Yesterday, a friend in Santa Fe asked a simple question: Where does the initiative come from within you? Yes, a simple question but one that stops you cold too. Why do we do what we do? Today, more than ever, it is a question that more individuals need to ask more often.
Context of Question
The context of the question asked yesterday was on my new initiative, Activate World, and the podcast launched earlier this week. Here is my answer verbatim: “I think part of it comes from knowing that business can be a force for good. And part of it comes from knowing that the Greatest Generation showed how individuals can do something greater than themselves, and I see the same traits in Millennials and Gen Z. I want to encourage that focus. Maybe it is being a farmer’s son, knowing the importance of planting seeds for a better future.”
Do you notice what is missing from my answer? It is the facts and statistics that I could have rattled off about the rise of CEO and business leader activism. I never even thought about those numbers when I responded. When something resonates from within, it is nice to have a positive trend, but it is not necessary or even present.

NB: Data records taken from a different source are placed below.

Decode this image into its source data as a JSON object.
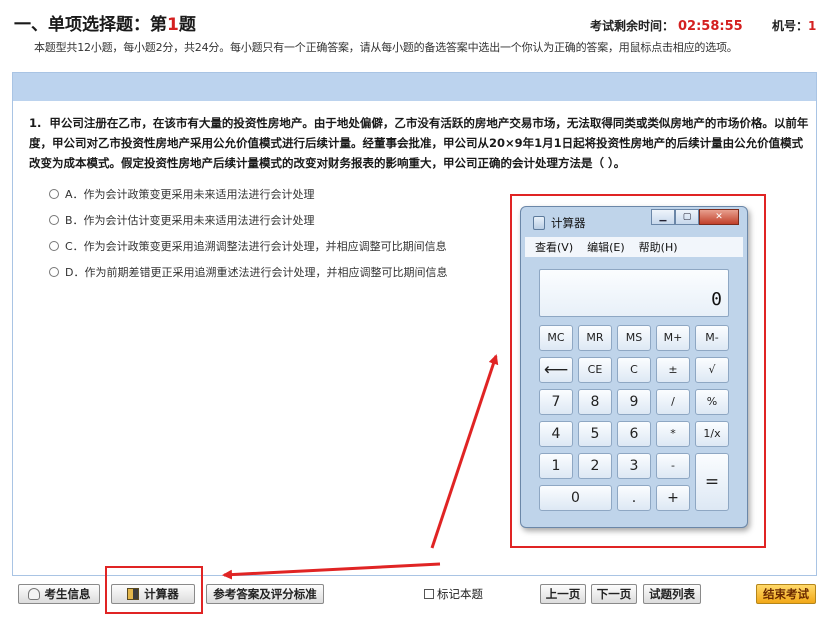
{
  "section": {
    "title_prefix": "一、单项选择题：第",
    "question_number": "1",
    "title_suffix": "题"
  },
  "description": "本题型共12小题，每小题2分，共24分。每小题只有一个正确答案，请从每小题的备选答案中选出一个你认为正确的答案，用鼠标点击相应的选项。",
  "timer": {
    "label": "考试剩余时间：",
    "value": "02:58:55"
  },
  "machine": {
    "label": "机号：",
    "value": "1"
  },
  "question": {
    "number": "1.",
    "text": "甲公司注册在乙市，在该市有大量的投资性房地产。由于地处偏僻，乙市没有活跃的房地产交易市场，无法取得同类或类似房地产的市场价格。以前年度，甲公司对乙市投资性房地产采用公允价值模式进行后续计量。经董事会批准，甲公司从20×9年1月1日起将投资性房地产的后续计量由公允价值模式改变为成本模式。假定投资性房地产后续计量模式的改变对财务报表的影响重大，甲公司正确的会计处理方法是（ ）。"
  },
  "options": [
    "A．作为会计政策变更采用未来适用法进行会计处理",
    "B．作为会计估计变更采用未来适用法进行会计处理",
    "C．作为会计政策变更采用追溯调整法进行会计处理，并相应调整可比期间信息",
    "D．作为前期差错更正采用追溯重述法进行会计处理，并相应调整可比期间信息"
  ],
  "calculator": {
    "title": "计算器",
    "menu": [
      "查看(V)",
      "编辑(E)",
      "帮助(H)"
    ],
    "display": "0",
    "keys": {
      "mc": "MC",
      "mr": "MR",
      "ms": "MS",
      "mplus": "M+",
      "mminus": "M-",
      "back": "⟵",
      "ce": "CE",
      "c": "C",
      "pm": "±",
      "sqrt": "√",
      "k7": "7",
      "k8": "8",
      "k9": "9",
      "div": "/",
      "pct": "%",
      "k4": "4",
      "k5": "5",
      "k6": "6",
      "mul": "*",
      "recip": "1/x",
      "k1": "1",
      "k2": "2",
      "k3": "3",
      "minus": "-",
      "eq": "=",
      "k0": "0",
      "dot": ".",
      "plus": "+"
    }
  },
  "toolbar": {
    "candidate_info": "考生信息",
    "calculator": "计算器",
    "reference": "参考答案及评分标准",
    "mark": "标记本题",
    "prev": "上一页",
    "next": "下一页",
    "list": "试题列表",
    "end": "结束考试"
  },
  "colors": {
    "accent_red": "#d42020",
    "annotation_red": "#e02424",
    "blue_bar": "#bcd3ee",
    "end_button": "#f2a818"
  }
}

Being a farmer’s son reminds me to be centered in humility, be diligent in the work, and plant for growth.
Each of my sentences is true to my leadership beliefs.
Being a farmer’s son reminds me to be centered in humility, be diligent in the work, and plant for growth.Tweet
- Business can be a force of good in using profits to hire and nurture an engaging, compassionate culture, raising their voice in support of good policy and preventing bad, and acting in a way that is good for all stakeholders.
- When we live for a greater purpose than ourselves, we do better work, and we treat people better.
- Generational leadership means leaving our places better than before.
- Being a farmer’s son reminds me to be centered in humility, be diligent in the work, and plant for growth.
Emotions of Initiatives
Another way to think about our answers to the simple question is identifying the emotions behind the work being undertaken. Positive emotions make work feel more effortless and meaningful.
I know many have said this before, but I concur completely. It is exciting and scary to launch something new. What fun in the art of creating! But what if no one subscribes, listens, or leaves a review? You swing between these two emotions wondering if it is good enough and if anyone will notice. Still, we do the initiative because of what inside of us is trying to get out and make a difference.
I believe we are at a crossroads in our society.
- Do we sink into self-centeredness and within deep divisions and segments?
- Do we rise and show our better character and bring out the best in others?
The crossroads is an individual one and a business one. Who we are and what we do matters. Where we do our work and why we do our work matters.
Questioning Can Lead to Fulfillment and Soulful Actions
Although this should not be the post I write in launching a podcast, it may be a more honest one. It would be an interesting workplace if we questioned more often why we are doing the work we are. Equally intriguing is questioning why we are (or not) doing the work we are (or not) in our communities. Work is a gift, and we need to remember that again.
When you want to activate change with who you are, where you are doing it, and what you are doing, consider the simple question: Where does the initiative come from within you?
Activating Activate World
From a business leader perspective, maybe listening to the Activate World podcast will help. You will be the judge of that, but I hope you listen to the result of what inspired me from within. You can begin by seeing who I interviewed in the first season and hear their thoughts on what business can be and what you can be.
- Lobbying: The Politics of Influence, Sheila Krumholz, Executive Director, Center for Responsive Politics
- Corporations Gain Civil Rights, Adam Winkler, author of We the Corporations, UCLA law professor
- Sustainability: Corporate and Employee Activism, Joel Makower, Chairman and Executive Editor, GreenBiz
- Corporate Social Responsibility Intersects Corporate Activism, Carolyn S. Berkowitz, President and CEO of the Association of Corporate Citizenship Professionals
- Revitalizing Capitalism: B Corps and Accountability, Jay Coen Gilbert, Co-Founder, Managing Partner, B Lab, Forbes contributor
Find your inside voice and work it to make a positive impact!
Photo by Boris Smokrovic on Unsplash